(Items from an interface collection)
----------

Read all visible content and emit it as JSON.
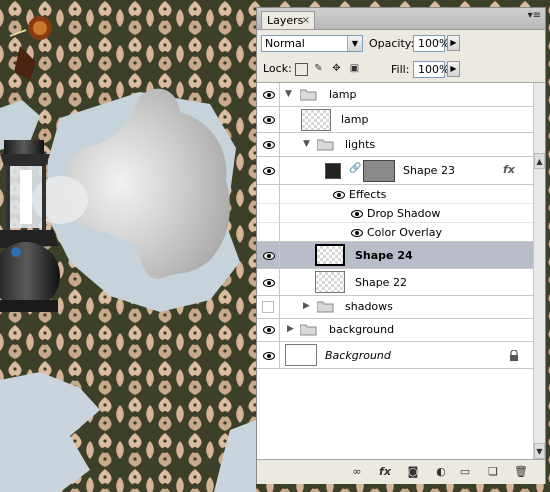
{
  "panel": {
    "tab_label": "Layers",
    "tab_close": "×",
    "menu_glyph": "▾≡",
    "blend_mode": "Normal",
    "opacity_label": "Opacity:",
    "opacity_value": "100%",
    "lock_label": "Lock:",
    "fill_label": "Fill:",
    "fill_value": "100%"
  },
  "layers": [
    {
      "name": "lamp",
      "type": "group",
      "visible": true,
      "expanded": true
    },
    {
      "name": "lamp",
      "type": "layer",
      "visible": true
    },
    {
      "name": "lights",
      "type": "group",
      "visible": true,
      "expanded": true
    },
    {
      "name": "Shape 23",
      "type": "shape",
      "visible": true,
      "fx": "fx"
    },
    {
      "name": "Effects",
      "type": "effects-header",
      "visible": true
    },
    {
      "name": "Drop Shadow",
      "type": "effect",
      "visible": true
    },
    {
      "name": "Color Overlay",
      "type": "effect",
      "visible": true
    },
    {
      "name": "Shape 24",
      "type": "layer",
      "visible": true,
      "selected": true
    },
    {
      "name": "Shape 22",
      "type": "layer",
      "visible": true
    },
    {
      "name": "shadows",
      "type": "group",
      "visible": false,
      "expanded": false
    },
    {
      "name": "background",
      "type": "group",
      "visible": true,
      "expanded": false
    },
    {
      "name": "Background",
      "type": "background",
      "visible": true,
      "locked": true
    }
  ],
  "bottom_icons": [
    "link-icon",
    "fx-icon",
    "mask-icon",
    "adjustment-icon",
    "new-group-icon",
    "new-layer-icon",
    "trash-icon"
  ],
  "colors": {
    "wallpaper_dark": "#3b3e2a",
    "wallpaper_pattern": "#d9b79a",
    "panel_bg": "#ece9e0",
    "selected_row": "#b9bcc9"
  }
}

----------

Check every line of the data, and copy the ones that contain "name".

Final answer |
      "name": "lamp",
      "name": "lamp",
      "name": "lights",
      "name": "Shape 23",
      "name": "Effects",
      "name": "Drop Shadow",
      "name": "Color Overlay",
      "name": "Shape 24",
      "name": "Shape 22",
      "name": "shadows",
      "name": "background",
      "name": "Background",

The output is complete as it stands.